---------- THE DATA

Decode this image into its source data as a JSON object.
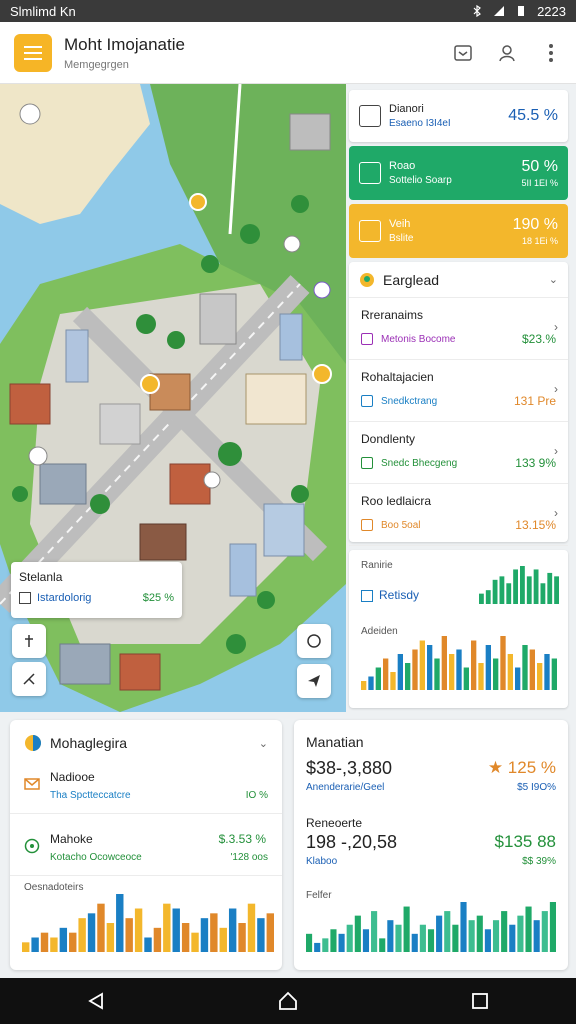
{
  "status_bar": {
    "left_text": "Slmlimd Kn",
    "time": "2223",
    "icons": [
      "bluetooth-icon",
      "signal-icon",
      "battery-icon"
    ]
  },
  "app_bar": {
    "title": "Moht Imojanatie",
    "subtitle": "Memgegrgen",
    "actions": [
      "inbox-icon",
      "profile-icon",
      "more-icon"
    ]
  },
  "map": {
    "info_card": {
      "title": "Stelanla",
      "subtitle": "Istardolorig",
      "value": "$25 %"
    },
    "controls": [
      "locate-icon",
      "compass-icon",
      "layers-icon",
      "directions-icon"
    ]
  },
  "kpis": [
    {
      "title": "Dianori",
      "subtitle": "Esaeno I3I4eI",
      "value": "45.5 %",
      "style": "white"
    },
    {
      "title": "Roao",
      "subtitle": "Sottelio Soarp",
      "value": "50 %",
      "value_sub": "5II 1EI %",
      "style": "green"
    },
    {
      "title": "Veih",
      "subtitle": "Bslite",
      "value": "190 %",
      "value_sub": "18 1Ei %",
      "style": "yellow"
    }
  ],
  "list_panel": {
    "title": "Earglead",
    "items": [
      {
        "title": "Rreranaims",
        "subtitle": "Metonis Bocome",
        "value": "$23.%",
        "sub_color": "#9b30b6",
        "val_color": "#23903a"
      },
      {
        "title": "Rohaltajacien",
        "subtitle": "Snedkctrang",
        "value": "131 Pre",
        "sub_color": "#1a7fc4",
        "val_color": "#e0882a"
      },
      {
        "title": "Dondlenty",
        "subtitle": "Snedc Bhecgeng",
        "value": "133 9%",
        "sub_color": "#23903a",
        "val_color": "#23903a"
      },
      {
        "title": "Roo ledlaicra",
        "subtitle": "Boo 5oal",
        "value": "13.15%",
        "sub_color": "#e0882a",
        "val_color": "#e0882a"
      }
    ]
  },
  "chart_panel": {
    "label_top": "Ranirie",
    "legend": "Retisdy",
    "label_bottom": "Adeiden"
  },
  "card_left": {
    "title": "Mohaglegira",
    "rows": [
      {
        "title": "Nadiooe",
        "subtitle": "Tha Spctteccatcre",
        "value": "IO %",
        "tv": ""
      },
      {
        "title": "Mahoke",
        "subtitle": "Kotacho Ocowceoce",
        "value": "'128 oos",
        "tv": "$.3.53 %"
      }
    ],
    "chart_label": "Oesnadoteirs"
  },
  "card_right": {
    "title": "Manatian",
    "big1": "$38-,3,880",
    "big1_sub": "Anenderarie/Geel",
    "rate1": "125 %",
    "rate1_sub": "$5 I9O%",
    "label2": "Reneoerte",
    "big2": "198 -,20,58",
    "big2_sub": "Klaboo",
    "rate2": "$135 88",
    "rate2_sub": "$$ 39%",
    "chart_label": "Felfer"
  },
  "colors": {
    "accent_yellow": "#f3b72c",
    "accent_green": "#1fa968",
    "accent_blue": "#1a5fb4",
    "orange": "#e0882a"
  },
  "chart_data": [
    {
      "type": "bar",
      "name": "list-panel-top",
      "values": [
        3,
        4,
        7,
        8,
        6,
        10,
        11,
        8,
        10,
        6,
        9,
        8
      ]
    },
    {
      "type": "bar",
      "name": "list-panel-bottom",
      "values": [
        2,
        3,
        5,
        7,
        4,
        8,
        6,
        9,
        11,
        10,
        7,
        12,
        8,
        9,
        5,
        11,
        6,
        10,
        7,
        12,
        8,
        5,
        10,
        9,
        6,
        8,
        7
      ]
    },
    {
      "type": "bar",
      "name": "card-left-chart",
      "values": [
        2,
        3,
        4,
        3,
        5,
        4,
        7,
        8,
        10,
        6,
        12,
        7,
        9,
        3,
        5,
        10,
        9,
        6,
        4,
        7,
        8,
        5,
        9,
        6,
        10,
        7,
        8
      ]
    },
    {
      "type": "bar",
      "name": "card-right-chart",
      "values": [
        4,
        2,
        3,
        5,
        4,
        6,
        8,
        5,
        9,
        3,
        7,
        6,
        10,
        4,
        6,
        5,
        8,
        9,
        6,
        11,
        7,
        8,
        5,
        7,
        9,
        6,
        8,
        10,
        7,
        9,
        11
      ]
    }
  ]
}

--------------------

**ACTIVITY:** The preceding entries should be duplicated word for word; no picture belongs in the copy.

**WRITTEN RESPONSE:**
Decode this image into its source data as a JSON object.
{
  "status_bar": {
    "left_text": "Slmlimd Kn",
    "time": "2223",
    "icons": [
      "bluetooth-icon",
      "signal-icon",
      "battery-icon"
    ]
  },
  "app_bar": {
    "title": "Moht Imojanatie",
    "subtitle": "Memgegrgen",
    "actions": [
      "inbox-icon",
      "profile-icon",
      "more-icon"
    ]
  },
  "map": {
    "info_card": {
      "title": "Stelanla",
      "subtitle": "Istardolorig",
      "value": "$25 %"
    },
    "controls": [
      "locate-icon",
      "compass-icon",
      "layers-icon",
      "directions-icon"
    ]
  },
  "kpis": [
    {
      "title": "Dianori",
      "subtitle": "Esaeno I3I4eI",
      "value": "45.5 %",
      "style": "white"
    },
    {
      "title": "Roao",
      "subtitle": "Sottelio Soarp",
      "value": "50 %",
      "value_sub": "5II 1EI %",
      "style": "green"
    },
    {
      "title": "Veih",
      "subtitle": "Bslite",
      "value": "190 %",
      "value_sub": "18 1Ei %",
      "style": "yellow"
    }
  ],
  "list_panel": {
    "title": "Earglead",
    "items": [
      {
        "title": "Rreranaims",
        "subtitle": "Metonis Bocome",
        "value": "$23.%",
        "sub_color": "#9b30b6",
        "val_color": "#23903a"
      },
      {
        "title": "Rohaltajacien",
        "subtitle": "Snedkctrang",
        "value": "131 Pre",
        "sub_color": "#1a7fc4",
        "val_color": "#e0882a"
      },
      {
        "title": "Dondlenty",
        "subtitle": "Snedc Bhecgeng",
        "value": "133 9%",
        "sub_color": "#23903a",
        "val_color": "#23903a"
      },
      {
        "title": "Roo ledlaicra",
        "subtitle": "Boo 5oal",
        "value": "13.15%",
        "sub_color": "#e0882a",
        "val_color": "#e0882a"
      }
    ]
  },
  "chart_panel": {
    "label_top": "Ranirie",
    "legend": "Retisdy",
    "label_bottom": "Adeiden"
  },
  "card_left": {
    "title": "Mohaglegira",
    "rows": [
      {
        "title": "Nadiooe",
        "subtitle": "Tha Spctteccatcre",
        "value": "IO %",
        "tv": ""
      },
      {
        "title": "Mahoke",
        "subtitle": "Kotacho Ocowceoce",
        "value": "'128 oos",
        "tv": "$.3.53 %"
      }
    ],
    "chart_label": "Oesnadoteirs"
  },
  "card_right": {
    "title": "Manatian",
    "big1": "$38-,3,880",
    "big1_sub": "Anenderarie/Geel",
    "rate1": "125 %",
    "rate1_sub": "$5 I9O%",
    "label2": "Reneoerte",
    "big2": "198 -,20,58",
    "big2_sub": "Klaboo",
    "rate2": "$135 88",
    "rate2_sub": "$$ 39%",
    "chart_label": "Felfer"
  },
  "colors": {
    "accent_yellow": "#f3b72c",
    "accent_green": "#1fa968",
    "accent_blue": "#1a5fb4",
    "orange": "#e0882a"
  },
  "chart_data": [
    {
      "type": "bar",
      "name": "list-panel-top",
      "values": [
        3,
        4,
        7,
        8,
        6,
        10,
        11,
        8,
        10,
        6,
        9,
        8
      ]
    },
    {
      "type": "bar",
      "name": "list-panel-bottom",
      "values": [
        2,
        3,
        5,
        7,
        4,
        8,
        6,
        9,
        11,
        10,
        7,
        12,
        8,
        9,
        5,
        11,
        6,
        10,
        7,
        12,
        8,
        5,
        10,
        9,
        6,
        8,
        7
      ]
    },
    {
      "type": "bar",
      "name": "card-left-chart",
      "values": [
        2,
        3,
        4,
        3,
        5,
        4,
        7,
        8,
        10,
        6,
        12,
        7,
        9,
        3,
        5,
        10,
        9,
        6,
        4,
        7,
        8,
        5,
        9,
        6,
        10,
        7,
        8
      ]
    },
    {
      "type": "bar",
      "name": "card-right-chart",
      "values": [
        4,
        2,
        3,
        5,
        4,
        6,
        8,
        5,
        9,
        3,
        7,
        6,
        10,
        4,
        6,
        5,
        8,
        9,
        6,
        11,
        7,
        8,
        5,
        7,
        9,
        6,
        8,
        10,
        7,
        9,
        11
      ]
    }
  ]
}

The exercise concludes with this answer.